In the early ’90s, he drove traffic back to Makati at night when he made Giraffe the ultimate hangout. I was living in Amman then, but often in Manila, and I would invariably end up in Giraffe every night. He came up with these improbably and often outrageous gimmicks that somehow always worked. For AIDS Day in 1994, he enlisted me and a whole bunch of ladies, some older, some socialites, some models —Anna Francisco, Dindi Gallardo, Tweety de Leon, Cristina Valdes, Eva Abesamis, Melissa Lopez and Karen Cancio-Litré, to name a few—to be waitresses for a cause for one night only at Giraffe. We all wore black and donned aprons, took orders, served drinks, got hit on by the men who kept ordering and generously tipping, and in the end, we donated all our tips to the AIDS Foundation. It was bloody tiring work, being on my feet and waitressing all night, but it was, as with all the ideas that sprung forth from Louie’s incredibly fertile mind, so much fun.

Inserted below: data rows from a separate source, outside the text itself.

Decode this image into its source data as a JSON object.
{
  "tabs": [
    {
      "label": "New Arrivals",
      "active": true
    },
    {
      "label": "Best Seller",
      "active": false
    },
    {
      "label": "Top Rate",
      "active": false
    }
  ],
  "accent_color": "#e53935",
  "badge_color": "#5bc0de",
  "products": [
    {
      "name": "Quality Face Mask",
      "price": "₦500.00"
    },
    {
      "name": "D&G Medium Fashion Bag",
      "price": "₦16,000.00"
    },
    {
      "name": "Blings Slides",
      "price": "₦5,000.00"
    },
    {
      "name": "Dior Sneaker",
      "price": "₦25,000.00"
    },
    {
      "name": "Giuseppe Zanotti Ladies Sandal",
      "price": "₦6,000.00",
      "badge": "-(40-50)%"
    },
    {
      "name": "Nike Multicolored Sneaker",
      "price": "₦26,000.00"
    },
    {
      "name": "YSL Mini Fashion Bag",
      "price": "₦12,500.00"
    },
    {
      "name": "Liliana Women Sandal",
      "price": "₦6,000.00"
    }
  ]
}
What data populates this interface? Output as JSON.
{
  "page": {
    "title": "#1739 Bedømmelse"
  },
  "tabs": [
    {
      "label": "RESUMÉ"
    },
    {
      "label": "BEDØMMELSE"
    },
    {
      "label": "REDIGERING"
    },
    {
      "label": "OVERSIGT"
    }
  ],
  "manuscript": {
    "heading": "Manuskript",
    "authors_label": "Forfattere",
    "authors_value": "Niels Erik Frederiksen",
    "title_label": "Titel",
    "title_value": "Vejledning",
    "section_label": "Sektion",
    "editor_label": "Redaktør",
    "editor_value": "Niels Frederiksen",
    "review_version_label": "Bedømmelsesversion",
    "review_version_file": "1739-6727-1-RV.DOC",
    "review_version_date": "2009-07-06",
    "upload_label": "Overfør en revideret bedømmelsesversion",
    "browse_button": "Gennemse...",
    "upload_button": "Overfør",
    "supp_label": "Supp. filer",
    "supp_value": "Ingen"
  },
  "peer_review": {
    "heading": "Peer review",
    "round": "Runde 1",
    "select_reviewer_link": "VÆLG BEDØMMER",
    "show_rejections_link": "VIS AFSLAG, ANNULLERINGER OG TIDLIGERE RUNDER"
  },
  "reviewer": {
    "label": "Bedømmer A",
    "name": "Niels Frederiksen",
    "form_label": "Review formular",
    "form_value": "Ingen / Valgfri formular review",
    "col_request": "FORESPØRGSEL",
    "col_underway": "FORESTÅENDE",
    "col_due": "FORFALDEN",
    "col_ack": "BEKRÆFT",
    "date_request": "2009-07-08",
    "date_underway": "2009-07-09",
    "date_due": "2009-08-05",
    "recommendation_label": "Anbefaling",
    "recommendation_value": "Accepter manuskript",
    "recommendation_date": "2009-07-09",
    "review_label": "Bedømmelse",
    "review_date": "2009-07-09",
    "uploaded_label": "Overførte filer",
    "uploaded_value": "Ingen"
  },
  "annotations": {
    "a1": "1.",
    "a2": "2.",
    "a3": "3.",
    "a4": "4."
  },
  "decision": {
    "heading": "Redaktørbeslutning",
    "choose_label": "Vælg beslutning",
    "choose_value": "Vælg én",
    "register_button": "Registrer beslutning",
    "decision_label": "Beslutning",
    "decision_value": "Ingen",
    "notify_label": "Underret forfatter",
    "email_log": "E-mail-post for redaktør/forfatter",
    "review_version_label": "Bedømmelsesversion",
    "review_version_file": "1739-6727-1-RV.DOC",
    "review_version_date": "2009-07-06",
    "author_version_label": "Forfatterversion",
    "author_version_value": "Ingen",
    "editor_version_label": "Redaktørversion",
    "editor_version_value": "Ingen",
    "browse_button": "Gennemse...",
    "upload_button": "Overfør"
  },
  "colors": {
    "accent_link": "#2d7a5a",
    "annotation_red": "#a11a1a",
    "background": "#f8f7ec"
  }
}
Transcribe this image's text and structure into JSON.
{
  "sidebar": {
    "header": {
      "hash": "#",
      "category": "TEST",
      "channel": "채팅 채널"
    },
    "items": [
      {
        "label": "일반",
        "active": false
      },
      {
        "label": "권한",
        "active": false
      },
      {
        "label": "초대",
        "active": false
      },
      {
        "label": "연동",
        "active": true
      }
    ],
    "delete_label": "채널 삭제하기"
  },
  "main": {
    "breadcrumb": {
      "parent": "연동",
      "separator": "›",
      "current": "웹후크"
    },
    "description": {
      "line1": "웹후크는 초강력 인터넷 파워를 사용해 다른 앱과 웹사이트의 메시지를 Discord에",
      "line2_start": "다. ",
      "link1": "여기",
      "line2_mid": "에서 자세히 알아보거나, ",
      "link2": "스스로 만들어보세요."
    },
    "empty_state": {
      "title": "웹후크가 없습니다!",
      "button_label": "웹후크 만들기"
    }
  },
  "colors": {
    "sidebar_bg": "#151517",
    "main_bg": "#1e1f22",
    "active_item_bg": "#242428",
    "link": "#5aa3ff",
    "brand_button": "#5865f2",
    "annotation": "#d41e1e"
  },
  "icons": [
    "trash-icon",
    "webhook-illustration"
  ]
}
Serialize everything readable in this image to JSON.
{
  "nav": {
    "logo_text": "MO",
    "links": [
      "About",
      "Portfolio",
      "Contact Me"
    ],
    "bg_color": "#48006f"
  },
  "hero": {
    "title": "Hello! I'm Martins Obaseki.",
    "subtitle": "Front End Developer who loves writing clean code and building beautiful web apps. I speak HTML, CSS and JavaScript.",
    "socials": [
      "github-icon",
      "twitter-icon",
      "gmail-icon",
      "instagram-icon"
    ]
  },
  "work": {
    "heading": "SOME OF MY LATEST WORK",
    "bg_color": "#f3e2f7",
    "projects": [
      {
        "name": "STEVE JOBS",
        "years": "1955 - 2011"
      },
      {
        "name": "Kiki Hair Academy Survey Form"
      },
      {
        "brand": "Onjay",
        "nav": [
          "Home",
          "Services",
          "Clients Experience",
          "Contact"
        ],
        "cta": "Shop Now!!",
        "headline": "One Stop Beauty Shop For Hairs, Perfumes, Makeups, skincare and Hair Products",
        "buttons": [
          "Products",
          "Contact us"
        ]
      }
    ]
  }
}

That, I think, was the magic of Louie, the mix of decadence and decorum. He was an incredibly loyal friend who showed up when you needed him most, and he was always honest. In fact, he had a way of deflecting his candor though his wit—and he was incomparably witty—so that you would laugh and belatedly only realize the truth of what he was saying. I’d walk into a party with him, and he’d suss it out quickly and say, “Hay naku, hindi ako mabubuntis dito” (oh no, I’m not going to get pregnant here) and walk out.
He came with Eike once to Hong Kong to stay with me when I was living there as a young bride. My then-husband was taking a nap and the bedroom door happened to be slightly ajar. “You know,” Louie said to me, “he has a nice ass. But you are fundamentally mismatched.”
And he was absolutely right, even if it took more than a decade for me to finally leave my marriage.
When my book Making Love in Spanish was published, I asked him to do the reading at the launch. It was one thing to write a rather racy novel with descriptive passages of sexual couplings, but it was quite another to read it out loud. So Louie did it for me, and he did it with his usual élan, peppering the sentences with his own candid asides, such as “This lucky bitch, getting so much action!” and making everyone burst into laughter in the process.
This was the same person, after all, who threw me a sex-themed bridal shower before my wedding. That was where I discovered that there was such a thing as a willy-warmer!
A little over two years ago, I visited him in St. Luke’s after one of his first few bouts of chemotherapy. I was prepared to feel sad and tearful, expecting to see someone frail and fatalistic. But Louie was in fine form and looked amazing. If not for his bald head, I would never have thought he had cancer. And instead of me cheering him up, he was the one who had me in stitches. His oncologist’s name, he said, was Charity, and his nurse was called Eternity. “And I’m Chastity,” he roared.
Life was not always La Cage aux Folles for Louie. He had no long-term partner in his last years, and he sometimes struggled to stave off loneliness. But he had so many friends who adored him, and his house was often filled with people who truly enjoyed being with him. Like his beloved mother Tita Lucy, he was a wonderful cook and host.
When his father, Ambassador J.V. Cruz passed away, I called him from Guam, where I was living at the time. “Bambina,” he said, “I’m a little orphan Annie now.”
I can’t help but feel a little orphaned now with Louie Cruz no longer in this world. But I can bet that wherever he may be, even the angels are making halakhakan with him.